Note: It helps if you have already introduced the concept of verbs and adverbs that end in -ly prior to this activity. A quick refresher on adjectives is also suggested.
Teacher: We are going to play “Adverb Charades.” I am going to call up three students, and they will act out the exact same verb but use different adverbs. Who can remind the class what an adverb is? An adverb answers the questions how, where, or when, or gives a condition or reason. The adverb tells us how the verb is to be acted out. Adverbs make the difference between singing wonderfully, loudly, quietly, or terribly. You will all know the verbs, but only the three actors will know the adverbs. They will each act one at a time. Then you can raise your hand if you want to guess one of the adverbs. All of the adverbs in this game will end in -ly.

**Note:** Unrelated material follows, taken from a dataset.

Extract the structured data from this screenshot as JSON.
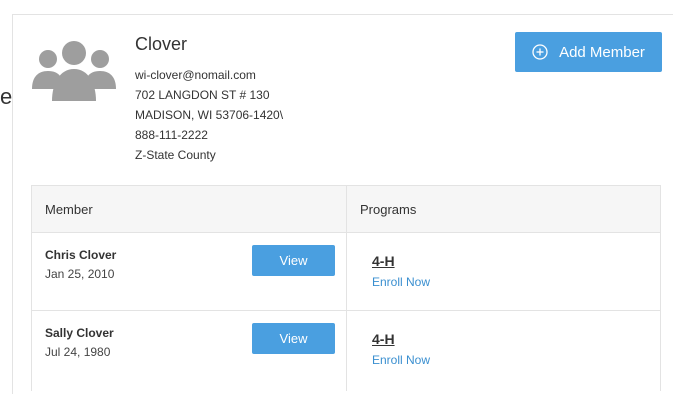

Name the verb to the class, and choose three students. To each of the three students, whisper one adverb or give a card with an adverb written on it. Have them take turns acting out the verb with the adverb, pantomiming or using nearby props if needed. They can use volume; they do not need to be silent. Take guesses from the class until each adverb has been correctly identified. Make sure all three actors perform before you take guesses from the class. Complete this activity again with three new students, a new verb, and three new adverbs. To make it more challenging, have the class guess the verb as well.
Teacher: Actors, was this easy or hard for you to act out? Why was it easy or hard? Students, was it easy or hard to guess the adverbs? Why was it easy or hard? Just like this game, our activity today will have you acting out awesome action verbs by participating in a talent contest!
Teacher: You are going work in groups of five. One of you will be the host, and the remaining four students will be the contestants. Together, you will decide on three talents to perform. You will pantomime the talents, meaning you will not use props. Every contestant performs all three talents, but each uses a different adverb to guide each talent. You can reuse adverbs, but I encourage you to use 12 different adverbs. Finally, the host will announce fourth, third, second, and first place.
Show the students the worksheet and the list of possible talents and adverbs, as well as the host script. Copy the worksheet and possible talents and adverbs back to back.
Teacher: Fill out the worksheet to include your names, talents, adverbs, and rankings. On the back of the chart is a list of possible talents and adverbs and a script for the host. You may choose talents or adverbs that are not on the list, but I must approve them first. When everyone is ready, we will perform for each other. Host, decide on an adjective for your talent contest, and write it in your script. Adjectives are words that describe, like amazing, crazy, and delightful. Here is the host’s script:
“Welcome to the (adjective) talent contest! I am your host, (name). Contestant #1 is (name), contestant #2 is (name), contestant #3 is (name), and contestant #4 is (name).
“Our first (adjective) talent today is (talent). Contestant #1 has chosen to perform it (adverb). You may begin. Contestant #2 has chosen to perform it (adverb). You may begin. Contestant #3 has chosen to perform it (adverb). You may begin. Contestant #4 has chosen to perform it (adverb). You may begin.”
(This section repeats for talents #2 and #3. Then the script reads the following.) “Now for our winners! Fourth place is (name), third place is (name), second place is (name), and first place is (name). Congratulations! Thank you, contestants. And thank you, audience, for coming today! We hope you enjoyed it!”
Split the class into groups of five. If needed, make a group of four (a host and three contestants). Give one worksheet to each group, and give them 10 minutes to fill it out and rehearse. This activity takes much longer to perform than to plan, so keep the rehearsal time short.
Teacher: You will have 10 minutes. As you write and rehearse, consider how to animate your voice and body to bring these adverbs to life. Choose challenging talents and adverbs, and establish character traits that make each contestant unique. Remember, even the host is a performer. Get creative and have fun!
Review and approve the chosen talents and adverbs for each group. If a talent is a race, instruct the students to modify the script so the contestants perform simultaneously and finish one at a time. Otherwise, all talents are performed by one person at a time. If the students want to use pretend character names, they must write their real names in parentheses.
Invite the class to gather together and perform their talent contests. It is best to number the groups on the worksheet and have them perform in that order. Allow hosts to use a pencil or another writing utensil as a microphone. Encourage them to use the entire room if needed.
Performance challenges: To make performances more difficult, you can instruct the host to name the adverbs per talent and have the class guess which adverb belongs to which contestant performance. The host can also omit saying the adverbs altogether and have the class guess, like in the warm-up.
Teacher: What was fun about this activity? What was challenging? Why? What adverbs or talents did you particularly like from another group? How did this activity demonstrate the power and role of adverbs in grammar? What would this talent contest be like if the English language did not have adverbs? How did the adverbs make the contest and characters unique?
Images 2–7: Haley Flanders Anderson.